15.Pepersack, T., Rotsaert, P., Benoit, F., Willems, D., Fuss, M., Bordoux, P., Duchateau, J. Prevalence of zinc deficiency and its clinical relevance among hospitalised elderly. Archives of Gerontol Geriatr 2001; 33:243-253.        [ Links ]

16.Iyvengar, V., Woyttiez, J. Trace elements in human clinical specimens: evaluation of literature data to identify reference valúes. Clin Chem 1988; 34: 474-481.        [ Links ]

17. Grosshauser, M., Becker, K., Riemann, D., Langner, J., Stangl, G.I., Eder, K. The effect of daily zinc supplementation on immune system of athletes. Trace Elements Electrolytes 2006; 23: 79-85.        [ Links ]

18.Faure, P., Ducros, V., Couzy, F., Favier,A., Ferry, M. Rapidly exchangeable pool study of zinc in free-living or institutionalized elderly women. Nutrition 2005; 21: 831-837.        [ Links ]

19.Mocchegiani, E., Costarelli, L., Giacconi, R., Cipriano, C, Muti, E., Malavolta, M., 2006. Zinc-binding proteins (metallothionein and a-2 macroglobulin) and immunosenescence. Experimental Gerontology, doi:10.1016/j.exger.2006.08.010.        [ Links ]

20.Ravaglia, G., Forti, P., Maioli, F., Nesi, B., Pratelli, L., Savarino, L., Cucinotta, D., Cavalli, G. Blood Micronutrient and Thyroid Hormone Concentrations in the Oldest-Old. J Clin Endocrinol Metab 2000;85:2260-2265.        [ Links ]

21. Savarino, L., Granchi, D., Ciapetty, G., Cenni, E., Ravaglia,G., Forti, P., Maioli, F., Mattioli, R. Serum concentrations of zinc and selenium in elderly people: results in healthy nonagenarians/centenarians.

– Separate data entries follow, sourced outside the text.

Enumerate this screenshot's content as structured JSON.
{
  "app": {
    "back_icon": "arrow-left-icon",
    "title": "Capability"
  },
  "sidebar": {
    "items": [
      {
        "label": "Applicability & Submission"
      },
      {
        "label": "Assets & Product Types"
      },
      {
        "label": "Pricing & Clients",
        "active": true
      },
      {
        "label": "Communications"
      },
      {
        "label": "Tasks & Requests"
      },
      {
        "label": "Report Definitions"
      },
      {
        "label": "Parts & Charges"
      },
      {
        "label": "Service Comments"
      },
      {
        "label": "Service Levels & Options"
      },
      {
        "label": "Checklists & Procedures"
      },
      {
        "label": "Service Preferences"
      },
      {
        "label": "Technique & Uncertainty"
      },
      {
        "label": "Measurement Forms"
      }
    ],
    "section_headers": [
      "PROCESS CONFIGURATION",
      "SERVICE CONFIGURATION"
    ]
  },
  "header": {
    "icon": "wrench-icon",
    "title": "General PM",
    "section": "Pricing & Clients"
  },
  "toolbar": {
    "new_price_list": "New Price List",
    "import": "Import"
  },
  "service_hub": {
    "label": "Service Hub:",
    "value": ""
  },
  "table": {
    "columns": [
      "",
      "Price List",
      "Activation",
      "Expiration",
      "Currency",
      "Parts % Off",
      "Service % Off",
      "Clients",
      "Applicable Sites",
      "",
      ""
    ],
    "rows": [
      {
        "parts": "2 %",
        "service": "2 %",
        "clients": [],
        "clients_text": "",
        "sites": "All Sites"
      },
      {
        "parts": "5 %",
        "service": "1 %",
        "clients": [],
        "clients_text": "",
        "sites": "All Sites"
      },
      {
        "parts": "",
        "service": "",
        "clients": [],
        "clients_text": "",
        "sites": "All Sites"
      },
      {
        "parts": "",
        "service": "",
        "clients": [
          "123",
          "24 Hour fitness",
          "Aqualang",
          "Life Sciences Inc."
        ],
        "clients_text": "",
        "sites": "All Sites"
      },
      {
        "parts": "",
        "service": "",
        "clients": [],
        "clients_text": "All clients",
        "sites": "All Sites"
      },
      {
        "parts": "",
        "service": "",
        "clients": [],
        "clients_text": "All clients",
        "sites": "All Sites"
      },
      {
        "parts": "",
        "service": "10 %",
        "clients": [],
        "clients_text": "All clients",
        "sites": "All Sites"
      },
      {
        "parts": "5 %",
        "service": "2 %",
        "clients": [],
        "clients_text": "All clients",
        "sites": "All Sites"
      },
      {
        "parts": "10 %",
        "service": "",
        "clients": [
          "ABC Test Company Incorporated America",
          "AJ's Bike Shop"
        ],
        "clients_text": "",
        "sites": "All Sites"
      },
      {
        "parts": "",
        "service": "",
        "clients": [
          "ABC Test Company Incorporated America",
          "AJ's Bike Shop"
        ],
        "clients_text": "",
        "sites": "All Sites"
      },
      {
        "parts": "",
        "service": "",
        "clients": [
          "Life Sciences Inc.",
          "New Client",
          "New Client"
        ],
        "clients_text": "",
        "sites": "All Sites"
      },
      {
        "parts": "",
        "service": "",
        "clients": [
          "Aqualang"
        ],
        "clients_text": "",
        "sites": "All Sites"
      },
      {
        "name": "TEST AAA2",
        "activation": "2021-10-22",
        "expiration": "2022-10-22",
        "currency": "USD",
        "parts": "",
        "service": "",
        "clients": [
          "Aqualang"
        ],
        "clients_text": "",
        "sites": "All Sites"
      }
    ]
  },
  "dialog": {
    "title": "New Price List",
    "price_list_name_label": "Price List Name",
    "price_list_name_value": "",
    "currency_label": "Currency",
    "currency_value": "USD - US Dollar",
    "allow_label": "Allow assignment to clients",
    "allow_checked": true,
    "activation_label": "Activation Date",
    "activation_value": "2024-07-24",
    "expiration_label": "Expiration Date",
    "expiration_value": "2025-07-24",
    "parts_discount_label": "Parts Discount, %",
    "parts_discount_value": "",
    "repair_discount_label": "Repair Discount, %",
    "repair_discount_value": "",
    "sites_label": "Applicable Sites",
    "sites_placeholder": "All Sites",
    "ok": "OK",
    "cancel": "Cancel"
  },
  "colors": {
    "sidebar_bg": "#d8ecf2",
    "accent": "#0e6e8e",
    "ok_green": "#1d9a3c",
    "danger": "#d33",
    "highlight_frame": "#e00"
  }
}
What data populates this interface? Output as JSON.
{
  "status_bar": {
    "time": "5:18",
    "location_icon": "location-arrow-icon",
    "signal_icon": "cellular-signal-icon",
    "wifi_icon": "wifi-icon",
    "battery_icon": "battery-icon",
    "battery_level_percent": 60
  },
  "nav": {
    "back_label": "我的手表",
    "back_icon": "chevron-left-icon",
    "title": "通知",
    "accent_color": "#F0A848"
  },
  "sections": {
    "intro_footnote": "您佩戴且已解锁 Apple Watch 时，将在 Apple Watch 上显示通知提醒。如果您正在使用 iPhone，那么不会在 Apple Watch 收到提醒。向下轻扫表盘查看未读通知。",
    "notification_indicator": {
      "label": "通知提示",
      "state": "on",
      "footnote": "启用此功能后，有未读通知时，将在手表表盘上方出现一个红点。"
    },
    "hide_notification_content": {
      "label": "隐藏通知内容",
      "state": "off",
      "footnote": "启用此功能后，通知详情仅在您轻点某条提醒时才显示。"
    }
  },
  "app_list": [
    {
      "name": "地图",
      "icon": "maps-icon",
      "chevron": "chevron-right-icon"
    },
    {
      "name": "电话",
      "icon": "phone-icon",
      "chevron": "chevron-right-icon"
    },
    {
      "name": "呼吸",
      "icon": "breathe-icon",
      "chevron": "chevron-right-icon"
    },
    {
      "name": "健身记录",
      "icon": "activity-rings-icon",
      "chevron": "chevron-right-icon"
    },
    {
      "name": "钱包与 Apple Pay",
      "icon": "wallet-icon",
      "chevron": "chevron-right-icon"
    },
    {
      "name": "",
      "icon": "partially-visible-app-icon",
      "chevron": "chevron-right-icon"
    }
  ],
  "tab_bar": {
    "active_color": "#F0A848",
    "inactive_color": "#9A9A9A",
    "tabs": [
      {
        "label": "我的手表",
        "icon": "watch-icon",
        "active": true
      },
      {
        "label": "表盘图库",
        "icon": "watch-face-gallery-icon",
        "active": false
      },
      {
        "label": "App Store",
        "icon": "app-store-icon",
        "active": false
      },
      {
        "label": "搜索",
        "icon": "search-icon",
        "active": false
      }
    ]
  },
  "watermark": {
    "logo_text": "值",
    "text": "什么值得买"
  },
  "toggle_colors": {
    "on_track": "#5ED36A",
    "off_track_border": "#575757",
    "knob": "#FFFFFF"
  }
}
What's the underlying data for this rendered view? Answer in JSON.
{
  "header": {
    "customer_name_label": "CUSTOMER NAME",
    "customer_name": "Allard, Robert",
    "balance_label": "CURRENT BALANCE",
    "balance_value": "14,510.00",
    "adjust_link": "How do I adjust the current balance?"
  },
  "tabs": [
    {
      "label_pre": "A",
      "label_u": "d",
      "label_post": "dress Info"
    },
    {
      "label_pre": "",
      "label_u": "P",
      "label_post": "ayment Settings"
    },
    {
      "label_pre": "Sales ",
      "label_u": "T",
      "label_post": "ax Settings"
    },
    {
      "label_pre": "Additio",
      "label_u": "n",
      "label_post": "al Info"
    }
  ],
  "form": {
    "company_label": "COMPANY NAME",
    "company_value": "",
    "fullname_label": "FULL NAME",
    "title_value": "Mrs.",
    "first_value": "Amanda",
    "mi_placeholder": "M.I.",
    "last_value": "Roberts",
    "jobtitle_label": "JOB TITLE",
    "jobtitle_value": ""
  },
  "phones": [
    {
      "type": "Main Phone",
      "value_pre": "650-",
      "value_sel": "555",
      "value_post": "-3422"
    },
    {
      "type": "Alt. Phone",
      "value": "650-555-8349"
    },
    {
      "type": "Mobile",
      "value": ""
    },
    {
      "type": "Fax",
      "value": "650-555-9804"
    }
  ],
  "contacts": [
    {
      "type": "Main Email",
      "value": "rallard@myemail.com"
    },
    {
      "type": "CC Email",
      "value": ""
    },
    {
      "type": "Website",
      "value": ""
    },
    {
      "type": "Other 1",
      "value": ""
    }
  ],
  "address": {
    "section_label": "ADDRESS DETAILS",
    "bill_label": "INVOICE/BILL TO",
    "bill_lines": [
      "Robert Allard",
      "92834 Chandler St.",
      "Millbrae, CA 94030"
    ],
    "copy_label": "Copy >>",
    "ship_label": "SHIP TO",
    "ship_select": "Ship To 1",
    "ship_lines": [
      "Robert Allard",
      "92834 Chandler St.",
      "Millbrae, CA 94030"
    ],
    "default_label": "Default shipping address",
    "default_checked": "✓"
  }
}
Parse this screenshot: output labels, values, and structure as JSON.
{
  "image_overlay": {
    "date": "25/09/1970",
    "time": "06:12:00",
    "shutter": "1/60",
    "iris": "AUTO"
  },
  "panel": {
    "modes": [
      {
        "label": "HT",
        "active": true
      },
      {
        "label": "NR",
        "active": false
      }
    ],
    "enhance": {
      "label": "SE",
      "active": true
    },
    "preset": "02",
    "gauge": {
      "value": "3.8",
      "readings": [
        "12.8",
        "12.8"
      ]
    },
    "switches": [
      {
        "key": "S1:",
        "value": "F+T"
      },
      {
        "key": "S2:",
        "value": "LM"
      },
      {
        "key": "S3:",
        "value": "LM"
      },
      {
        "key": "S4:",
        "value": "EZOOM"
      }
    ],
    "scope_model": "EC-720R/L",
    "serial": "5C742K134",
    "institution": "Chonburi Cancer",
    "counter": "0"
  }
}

Experiment Gerontol 2001;36:327-339.        [ Links ]

22. Mocchegiani, E., Giacconi,R., Cipriano,C, Muzzioli,M., Fattoretti,P., Bertoni-Freddari, C, Isani,G., Zambenedetti, P., Zatta, P. Zinc-bound metallothioneins as potential biological markers of ageing. Brain Res Bull 2001 ;55: 147-153.        [ Links ]

Este trabajo fue recibido el 9 de Agosto de 2007 y aceptado para ser publicado el 1 de Mayo de 2008.

Dirigir la correspondencia a: Sra. Anna Cecilia Queiroz de Medeiros
Centro de Ciencias de Saúde. Programa de pós-graduacáo em Ciencias da Saúde. Universidade Federal do Rio Grande do Norte - UFRN. Av. General Cordeiro de Farias, s/n - Petrópolis Natal-RN, 59010180, Telefono-Fax: +55 84 3215 4220, E-mail: Brasil.


Creative Commons License Todo el contenido de esta revista, excepto dónde está identificado, está bajo una Licencia Creative Commons